- DATA -
Start of Block
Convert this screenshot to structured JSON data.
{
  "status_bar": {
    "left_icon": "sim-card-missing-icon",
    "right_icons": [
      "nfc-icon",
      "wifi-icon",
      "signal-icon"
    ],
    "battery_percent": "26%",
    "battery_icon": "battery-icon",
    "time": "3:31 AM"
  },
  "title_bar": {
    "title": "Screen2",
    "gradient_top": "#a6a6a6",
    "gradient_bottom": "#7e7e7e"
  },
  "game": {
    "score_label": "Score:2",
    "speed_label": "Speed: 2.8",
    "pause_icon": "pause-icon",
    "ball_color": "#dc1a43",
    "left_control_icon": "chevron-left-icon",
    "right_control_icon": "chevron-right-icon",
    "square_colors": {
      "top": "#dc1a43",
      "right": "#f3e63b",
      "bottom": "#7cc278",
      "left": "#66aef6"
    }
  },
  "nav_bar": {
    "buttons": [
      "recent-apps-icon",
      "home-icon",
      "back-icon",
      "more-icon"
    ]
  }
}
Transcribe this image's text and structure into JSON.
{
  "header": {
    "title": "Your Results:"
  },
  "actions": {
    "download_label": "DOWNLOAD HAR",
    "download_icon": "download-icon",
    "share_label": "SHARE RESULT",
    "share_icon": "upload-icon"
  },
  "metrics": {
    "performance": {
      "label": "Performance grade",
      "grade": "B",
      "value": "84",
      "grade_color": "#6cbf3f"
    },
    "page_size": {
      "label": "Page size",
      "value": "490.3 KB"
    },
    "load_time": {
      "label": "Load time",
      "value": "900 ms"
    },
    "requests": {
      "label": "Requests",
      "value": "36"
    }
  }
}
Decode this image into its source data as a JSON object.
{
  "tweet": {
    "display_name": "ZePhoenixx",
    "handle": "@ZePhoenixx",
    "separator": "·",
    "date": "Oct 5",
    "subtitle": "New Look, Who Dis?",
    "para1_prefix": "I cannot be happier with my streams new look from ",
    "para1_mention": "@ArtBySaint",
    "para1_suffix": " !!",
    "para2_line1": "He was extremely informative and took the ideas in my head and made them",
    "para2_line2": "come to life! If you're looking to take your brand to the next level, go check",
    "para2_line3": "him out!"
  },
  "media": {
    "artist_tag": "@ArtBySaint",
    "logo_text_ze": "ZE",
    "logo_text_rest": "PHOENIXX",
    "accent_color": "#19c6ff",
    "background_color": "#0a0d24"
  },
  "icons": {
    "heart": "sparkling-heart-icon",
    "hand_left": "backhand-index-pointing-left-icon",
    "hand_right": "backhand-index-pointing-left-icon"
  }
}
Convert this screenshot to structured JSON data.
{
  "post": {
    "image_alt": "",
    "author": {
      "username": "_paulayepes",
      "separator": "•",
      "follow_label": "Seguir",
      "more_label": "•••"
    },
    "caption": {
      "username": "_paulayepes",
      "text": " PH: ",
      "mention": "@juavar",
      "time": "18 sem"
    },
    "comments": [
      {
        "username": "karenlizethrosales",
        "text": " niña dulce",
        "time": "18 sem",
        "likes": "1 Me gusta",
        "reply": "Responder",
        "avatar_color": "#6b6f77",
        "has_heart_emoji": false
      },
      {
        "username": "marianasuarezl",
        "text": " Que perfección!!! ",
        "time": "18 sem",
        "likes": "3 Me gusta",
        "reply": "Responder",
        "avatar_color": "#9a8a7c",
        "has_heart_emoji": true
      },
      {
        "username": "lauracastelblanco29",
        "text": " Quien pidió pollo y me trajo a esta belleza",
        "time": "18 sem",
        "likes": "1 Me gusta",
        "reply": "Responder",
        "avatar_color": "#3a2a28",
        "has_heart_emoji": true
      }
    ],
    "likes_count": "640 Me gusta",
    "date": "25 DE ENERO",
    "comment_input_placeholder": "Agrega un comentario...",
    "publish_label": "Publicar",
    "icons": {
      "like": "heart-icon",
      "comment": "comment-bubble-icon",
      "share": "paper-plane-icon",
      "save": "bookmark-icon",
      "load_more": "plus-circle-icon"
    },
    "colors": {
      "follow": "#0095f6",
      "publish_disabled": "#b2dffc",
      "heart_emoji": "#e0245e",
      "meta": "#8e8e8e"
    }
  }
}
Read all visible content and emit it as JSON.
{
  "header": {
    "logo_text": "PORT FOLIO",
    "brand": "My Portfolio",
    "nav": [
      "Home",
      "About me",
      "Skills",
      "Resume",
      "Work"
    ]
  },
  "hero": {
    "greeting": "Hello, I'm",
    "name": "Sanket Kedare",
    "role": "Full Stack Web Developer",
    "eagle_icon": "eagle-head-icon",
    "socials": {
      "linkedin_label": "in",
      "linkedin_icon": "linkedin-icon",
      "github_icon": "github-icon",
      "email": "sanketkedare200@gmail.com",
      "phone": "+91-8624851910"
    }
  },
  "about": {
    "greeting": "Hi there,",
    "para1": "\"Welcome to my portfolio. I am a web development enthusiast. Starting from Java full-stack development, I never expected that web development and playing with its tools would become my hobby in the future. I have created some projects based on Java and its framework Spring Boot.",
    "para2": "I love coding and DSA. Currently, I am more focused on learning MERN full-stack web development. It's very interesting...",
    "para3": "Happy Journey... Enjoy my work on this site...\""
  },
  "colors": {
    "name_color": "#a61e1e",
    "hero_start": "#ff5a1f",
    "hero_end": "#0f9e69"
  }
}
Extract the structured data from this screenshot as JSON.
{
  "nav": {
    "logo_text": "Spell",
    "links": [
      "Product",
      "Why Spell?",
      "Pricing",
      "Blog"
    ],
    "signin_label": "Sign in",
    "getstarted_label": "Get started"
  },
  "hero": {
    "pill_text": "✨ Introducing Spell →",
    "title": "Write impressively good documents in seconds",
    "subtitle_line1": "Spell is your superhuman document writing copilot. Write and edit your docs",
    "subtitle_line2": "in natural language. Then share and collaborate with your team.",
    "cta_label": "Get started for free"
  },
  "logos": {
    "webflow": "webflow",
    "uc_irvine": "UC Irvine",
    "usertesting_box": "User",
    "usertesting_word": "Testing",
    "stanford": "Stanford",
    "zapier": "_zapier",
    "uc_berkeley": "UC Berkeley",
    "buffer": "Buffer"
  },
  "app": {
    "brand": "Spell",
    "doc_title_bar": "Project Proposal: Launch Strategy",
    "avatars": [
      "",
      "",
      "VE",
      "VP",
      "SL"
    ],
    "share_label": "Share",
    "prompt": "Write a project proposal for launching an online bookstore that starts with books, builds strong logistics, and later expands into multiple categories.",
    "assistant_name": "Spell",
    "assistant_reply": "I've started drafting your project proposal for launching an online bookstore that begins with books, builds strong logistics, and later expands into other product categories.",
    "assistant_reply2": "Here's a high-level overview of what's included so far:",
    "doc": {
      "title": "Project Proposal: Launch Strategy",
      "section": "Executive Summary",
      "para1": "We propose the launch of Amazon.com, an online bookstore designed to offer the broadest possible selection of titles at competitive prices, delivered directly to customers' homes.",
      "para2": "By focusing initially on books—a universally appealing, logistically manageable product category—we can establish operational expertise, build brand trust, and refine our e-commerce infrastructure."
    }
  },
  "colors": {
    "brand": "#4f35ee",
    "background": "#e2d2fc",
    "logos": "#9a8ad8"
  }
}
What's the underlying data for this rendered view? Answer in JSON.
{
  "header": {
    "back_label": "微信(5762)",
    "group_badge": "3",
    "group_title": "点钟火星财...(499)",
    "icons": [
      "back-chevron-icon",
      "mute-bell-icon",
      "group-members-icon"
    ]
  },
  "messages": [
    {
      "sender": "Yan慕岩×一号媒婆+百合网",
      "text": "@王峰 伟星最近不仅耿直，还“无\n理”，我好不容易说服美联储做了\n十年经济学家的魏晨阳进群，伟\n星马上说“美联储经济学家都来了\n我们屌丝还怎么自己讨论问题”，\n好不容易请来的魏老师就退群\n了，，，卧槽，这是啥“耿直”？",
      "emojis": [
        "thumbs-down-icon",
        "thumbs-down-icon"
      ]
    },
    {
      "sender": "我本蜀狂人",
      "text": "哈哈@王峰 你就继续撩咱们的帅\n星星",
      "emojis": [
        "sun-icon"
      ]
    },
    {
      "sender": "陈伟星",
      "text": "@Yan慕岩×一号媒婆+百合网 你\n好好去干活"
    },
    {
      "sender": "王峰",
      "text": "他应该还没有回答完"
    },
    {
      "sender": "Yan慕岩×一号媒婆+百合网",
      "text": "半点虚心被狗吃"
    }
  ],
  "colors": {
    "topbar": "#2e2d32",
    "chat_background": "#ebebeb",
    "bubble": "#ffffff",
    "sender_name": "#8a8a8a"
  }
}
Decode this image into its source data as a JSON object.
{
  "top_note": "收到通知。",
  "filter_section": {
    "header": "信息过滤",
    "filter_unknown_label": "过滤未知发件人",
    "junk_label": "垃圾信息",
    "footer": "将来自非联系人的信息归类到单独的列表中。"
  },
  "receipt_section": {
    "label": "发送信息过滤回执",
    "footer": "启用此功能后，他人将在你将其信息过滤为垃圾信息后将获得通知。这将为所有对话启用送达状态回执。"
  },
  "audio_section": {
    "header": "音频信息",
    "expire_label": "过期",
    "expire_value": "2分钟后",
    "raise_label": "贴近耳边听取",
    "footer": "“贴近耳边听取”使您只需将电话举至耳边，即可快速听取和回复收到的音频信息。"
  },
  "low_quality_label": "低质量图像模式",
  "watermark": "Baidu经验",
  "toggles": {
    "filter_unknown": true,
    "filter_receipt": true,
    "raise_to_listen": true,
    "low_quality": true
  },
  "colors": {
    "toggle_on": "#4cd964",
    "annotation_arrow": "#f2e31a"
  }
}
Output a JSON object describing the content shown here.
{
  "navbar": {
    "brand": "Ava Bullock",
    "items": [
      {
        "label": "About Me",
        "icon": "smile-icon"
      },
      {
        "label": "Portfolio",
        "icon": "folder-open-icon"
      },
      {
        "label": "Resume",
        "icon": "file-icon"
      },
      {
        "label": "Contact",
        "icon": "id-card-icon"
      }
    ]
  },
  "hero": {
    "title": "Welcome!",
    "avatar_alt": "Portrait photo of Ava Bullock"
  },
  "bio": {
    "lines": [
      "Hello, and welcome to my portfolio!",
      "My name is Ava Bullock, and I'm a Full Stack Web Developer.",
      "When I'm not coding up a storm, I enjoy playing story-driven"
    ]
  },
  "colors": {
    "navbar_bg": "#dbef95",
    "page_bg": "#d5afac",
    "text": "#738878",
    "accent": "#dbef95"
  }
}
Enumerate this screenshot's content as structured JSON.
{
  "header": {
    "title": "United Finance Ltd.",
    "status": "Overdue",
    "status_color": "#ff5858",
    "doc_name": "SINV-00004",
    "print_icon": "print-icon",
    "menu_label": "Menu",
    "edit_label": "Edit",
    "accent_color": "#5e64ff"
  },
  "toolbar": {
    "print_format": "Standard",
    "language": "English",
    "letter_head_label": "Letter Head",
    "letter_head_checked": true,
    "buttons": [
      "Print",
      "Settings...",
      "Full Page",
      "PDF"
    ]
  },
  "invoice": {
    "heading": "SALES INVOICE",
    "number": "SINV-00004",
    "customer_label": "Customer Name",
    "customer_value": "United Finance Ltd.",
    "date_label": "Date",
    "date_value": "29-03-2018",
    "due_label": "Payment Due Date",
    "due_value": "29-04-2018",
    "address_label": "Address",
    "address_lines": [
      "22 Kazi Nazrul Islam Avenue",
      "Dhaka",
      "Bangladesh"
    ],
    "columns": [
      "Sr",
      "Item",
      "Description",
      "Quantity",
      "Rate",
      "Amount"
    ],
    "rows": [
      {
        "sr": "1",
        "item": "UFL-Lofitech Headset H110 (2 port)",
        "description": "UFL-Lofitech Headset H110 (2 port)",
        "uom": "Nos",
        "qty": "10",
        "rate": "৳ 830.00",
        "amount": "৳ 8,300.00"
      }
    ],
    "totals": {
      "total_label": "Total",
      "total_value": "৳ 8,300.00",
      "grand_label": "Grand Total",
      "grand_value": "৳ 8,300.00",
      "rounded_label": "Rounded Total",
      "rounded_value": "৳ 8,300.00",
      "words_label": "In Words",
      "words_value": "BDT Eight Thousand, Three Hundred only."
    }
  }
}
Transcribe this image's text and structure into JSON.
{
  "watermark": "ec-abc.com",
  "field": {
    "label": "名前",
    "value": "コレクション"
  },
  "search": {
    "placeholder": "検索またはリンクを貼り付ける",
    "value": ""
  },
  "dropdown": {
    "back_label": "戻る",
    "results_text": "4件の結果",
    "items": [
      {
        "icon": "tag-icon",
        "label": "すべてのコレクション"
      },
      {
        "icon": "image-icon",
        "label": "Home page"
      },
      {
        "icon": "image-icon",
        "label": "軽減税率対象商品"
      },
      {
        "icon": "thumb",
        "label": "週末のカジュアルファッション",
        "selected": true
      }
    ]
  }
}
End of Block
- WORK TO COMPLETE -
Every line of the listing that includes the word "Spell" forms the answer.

- EXERCISE ANSWER -
    "logo_text": "Spell",
      "Why Spell?",
    "pill_text": "✨ Introducing Spell →",
    "subtitle_line1": "Spell is your superhuman document writing copilot. Write and edit your docs",
    "brand": "Spell",
    "assistant_name": "Spell",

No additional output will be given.